Artist Jad El Khoury installs colourful window shades to war-torn skyscraperin Beirut
Artist and interior architect Jad El Khoury has installed colourful window shades to the war-scarred Burj Al Murr tower in Beirut.
Khoury is known for adding colourful doodles to several of Beirut’s war-scarred buildings, and has applied the same sensibility to his latest installation, Burj Al Hawa (wind in Arabic). The colourful shades covering the empty windows of the tower “dance” in the blowing wind, “resurrecting the tower back to life, and painting smiles on resident’s faces”.
Known also as Murr Tower or Beirut Trade Centre, construction on the tower began in 1974, a year before the Lebanese civil war, and was designed to feature office spaces, retail and food and beverage outlets.
The unfinished building is “filled with scars, constantly provoking the city’s residents, whose past is shadowed by war, and present is spent dealing with those harsh memories”, the architect said.
Khoury explained that due to the tower being the tallest structure at that time and located above the ‘Green Line’ (the invisible no-mans land that separated East and West Beirut), it was the ideal location for sniper shooters.
Architectural projects designed by international firms are now beginning to grace Beirut’s skyline, including Herzog & de Meuron’s Beirut Terraces, and Foster + Partner’s 3Beirut residential complex in Beirut Central District, adding to the city’s contemporary urbanscape.
Lebanese architects are also addressing various issues in the city, both architecturally and through design, restoring important heritage buildings and creating a discourse on issues such as the environment and internal crises.
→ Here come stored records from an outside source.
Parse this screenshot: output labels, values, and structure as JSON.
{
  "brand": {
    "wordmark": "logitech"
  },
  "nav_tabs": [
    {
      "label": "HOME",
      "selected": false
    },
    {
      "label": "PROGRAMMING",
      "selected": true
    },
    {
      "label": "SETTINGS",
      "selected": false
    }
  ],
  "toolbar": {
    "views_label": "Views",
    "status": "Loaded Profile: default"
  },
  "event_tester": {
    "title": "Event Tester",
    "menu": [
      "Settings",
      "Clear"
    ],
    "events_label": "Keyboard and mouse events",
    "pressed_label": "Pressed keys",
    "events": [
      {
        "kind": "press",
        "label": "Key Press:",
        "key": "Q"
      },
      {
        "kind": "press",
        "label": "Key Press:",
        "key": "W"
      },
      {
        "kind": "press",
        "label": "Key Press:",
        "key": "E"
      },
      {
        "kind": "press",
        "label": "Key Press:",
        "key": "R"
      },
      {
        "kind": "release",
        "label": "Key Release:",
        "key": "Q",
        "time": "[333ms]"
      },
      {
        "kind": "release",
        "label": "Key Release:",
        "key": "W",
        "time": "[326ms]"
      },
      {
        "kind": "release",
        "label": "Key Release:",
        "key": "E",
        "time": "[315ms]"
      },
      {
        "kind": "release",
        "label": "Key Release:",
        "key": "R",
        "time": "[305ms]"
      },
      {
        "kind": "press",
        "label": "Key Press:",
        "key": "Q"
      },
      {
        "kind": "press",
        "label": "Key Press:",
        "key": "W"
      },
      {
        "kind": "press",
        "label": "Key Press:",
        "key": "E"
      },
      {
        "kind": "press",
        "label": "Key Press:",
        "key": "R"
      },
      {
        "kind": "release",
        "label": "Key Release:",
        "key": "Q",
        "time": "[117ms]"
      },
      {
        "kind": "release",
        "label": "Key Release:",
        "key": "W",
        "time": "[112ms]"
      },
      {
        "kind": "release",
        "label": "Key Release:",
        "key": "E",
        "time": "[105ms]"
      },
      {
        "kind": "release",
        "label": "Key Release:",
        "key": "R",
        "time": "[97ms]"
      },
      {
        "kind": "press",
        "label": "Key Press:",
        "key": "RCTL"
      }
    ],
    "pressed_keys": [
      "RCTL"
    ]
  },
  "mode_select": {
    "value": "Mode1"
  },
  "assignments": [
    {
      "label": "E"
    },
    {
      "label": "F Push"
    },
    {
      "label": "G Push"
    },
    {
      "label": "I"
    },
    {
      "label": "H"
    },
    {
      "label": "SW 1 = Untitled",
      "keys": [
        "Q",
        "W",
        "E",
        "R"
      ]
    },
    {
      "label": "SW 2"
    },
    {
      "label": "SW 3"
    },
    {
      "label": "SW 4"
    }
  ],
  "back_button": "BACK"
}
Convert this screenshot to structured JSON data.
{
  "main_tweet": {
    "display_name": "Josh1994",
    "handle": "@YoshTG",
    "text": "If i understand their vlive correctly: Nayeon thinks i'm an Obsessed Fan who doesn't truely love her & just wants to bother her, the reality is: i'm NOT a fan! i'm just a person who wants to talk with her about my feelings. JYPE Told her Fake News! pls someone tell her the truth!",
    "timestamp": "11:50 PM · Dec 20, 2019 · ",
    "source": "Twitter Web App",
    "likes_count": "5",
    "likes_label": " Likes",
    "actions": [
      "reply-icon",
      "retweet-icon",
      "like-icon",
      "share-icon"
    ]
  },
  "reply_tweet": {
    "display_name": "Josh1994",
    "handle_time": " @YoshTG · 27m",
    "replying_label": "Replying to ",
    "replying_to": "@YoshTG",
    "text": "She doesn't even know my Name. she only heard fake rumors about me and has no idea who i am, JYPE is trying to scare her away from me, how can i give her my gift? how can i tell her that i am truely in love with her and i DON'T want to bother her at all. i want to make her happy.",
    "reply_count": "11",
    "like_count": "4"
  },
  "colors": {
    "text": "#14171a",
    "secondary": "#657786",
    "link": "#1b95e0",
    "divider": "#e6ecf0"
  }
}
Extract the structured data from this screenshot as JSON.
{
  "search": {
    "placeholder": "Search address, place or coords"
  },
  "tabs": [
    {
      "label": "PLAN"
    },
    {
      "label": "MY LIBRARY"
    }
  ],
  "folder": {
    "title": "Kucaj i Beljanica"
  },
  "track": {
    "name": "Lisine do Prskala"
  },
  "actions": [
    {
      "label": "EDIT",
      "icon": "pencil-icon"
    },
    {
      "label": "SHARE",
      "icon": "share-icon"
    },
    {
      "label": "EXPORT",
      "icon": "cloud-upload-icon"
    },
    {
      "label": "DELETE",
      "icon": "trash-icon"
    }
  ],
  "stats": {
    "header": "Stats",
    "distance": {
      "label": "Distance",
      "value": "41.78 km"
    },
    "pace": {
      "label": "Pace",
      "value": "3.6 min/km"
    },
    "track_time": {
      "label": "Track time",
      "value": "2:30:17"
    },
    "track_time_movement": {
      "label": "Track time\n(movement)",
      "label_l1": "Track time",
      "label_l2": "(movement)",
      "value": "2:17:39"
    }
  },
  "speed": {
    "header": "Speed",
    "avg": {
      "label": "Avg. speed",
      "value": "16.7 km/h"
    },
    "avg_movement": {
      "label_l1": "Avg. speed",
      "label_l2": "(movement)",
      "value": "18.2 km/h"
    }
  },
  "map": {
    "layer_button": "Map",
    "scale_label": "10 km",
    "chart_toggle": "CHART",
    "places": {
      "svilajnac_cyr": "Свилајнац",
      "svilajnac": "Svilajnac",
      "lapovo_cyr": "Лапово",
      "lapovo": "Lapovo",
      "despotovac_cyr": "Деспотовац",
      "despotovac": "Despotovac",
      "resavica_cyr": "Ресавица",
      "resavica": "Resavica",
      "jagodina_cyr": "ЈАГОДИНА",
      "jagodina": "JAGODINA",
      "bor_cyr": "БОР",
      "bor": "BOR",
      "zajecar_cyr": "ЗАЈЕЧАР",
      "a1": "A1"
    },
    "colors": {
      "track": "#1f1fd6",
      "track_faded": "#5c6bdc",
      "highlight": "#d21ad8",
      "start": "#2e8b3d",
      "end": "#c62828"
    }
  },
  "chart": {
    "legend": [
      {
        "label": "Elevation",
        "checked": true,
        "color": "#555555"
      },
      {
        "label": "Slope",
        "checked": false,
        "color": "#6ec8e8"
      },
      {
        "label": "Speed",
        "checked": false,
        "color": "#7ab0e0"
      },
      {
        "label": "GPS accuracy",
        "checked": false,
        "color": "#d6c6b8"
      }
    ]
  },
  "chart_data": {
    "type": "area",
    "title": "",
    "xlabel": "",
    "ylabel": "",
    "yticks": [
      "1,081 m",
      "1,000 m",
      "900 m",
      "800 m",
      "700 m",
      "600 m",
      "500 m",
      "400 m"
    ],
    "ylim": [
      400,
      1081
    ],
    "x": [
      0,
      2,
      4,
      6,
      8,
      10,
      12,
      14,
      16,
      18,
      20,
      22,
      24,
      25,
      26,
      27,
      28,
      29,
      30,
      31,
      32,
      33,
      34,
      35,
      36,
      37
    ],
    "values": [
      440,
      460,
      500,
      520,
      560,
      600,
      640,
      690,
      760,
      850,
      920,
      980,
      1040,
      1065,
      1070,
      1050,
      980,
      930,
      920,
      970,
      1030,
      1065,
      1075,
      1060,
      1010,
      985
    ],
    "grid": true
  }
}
Lebanese architect Annabel Karim Kassar is currently restoring an Ottoman mansion in Beirut to preserve its architectural past, while a number of young designers tackled Beirut’s garbage crisis during Beirut Design Week last year.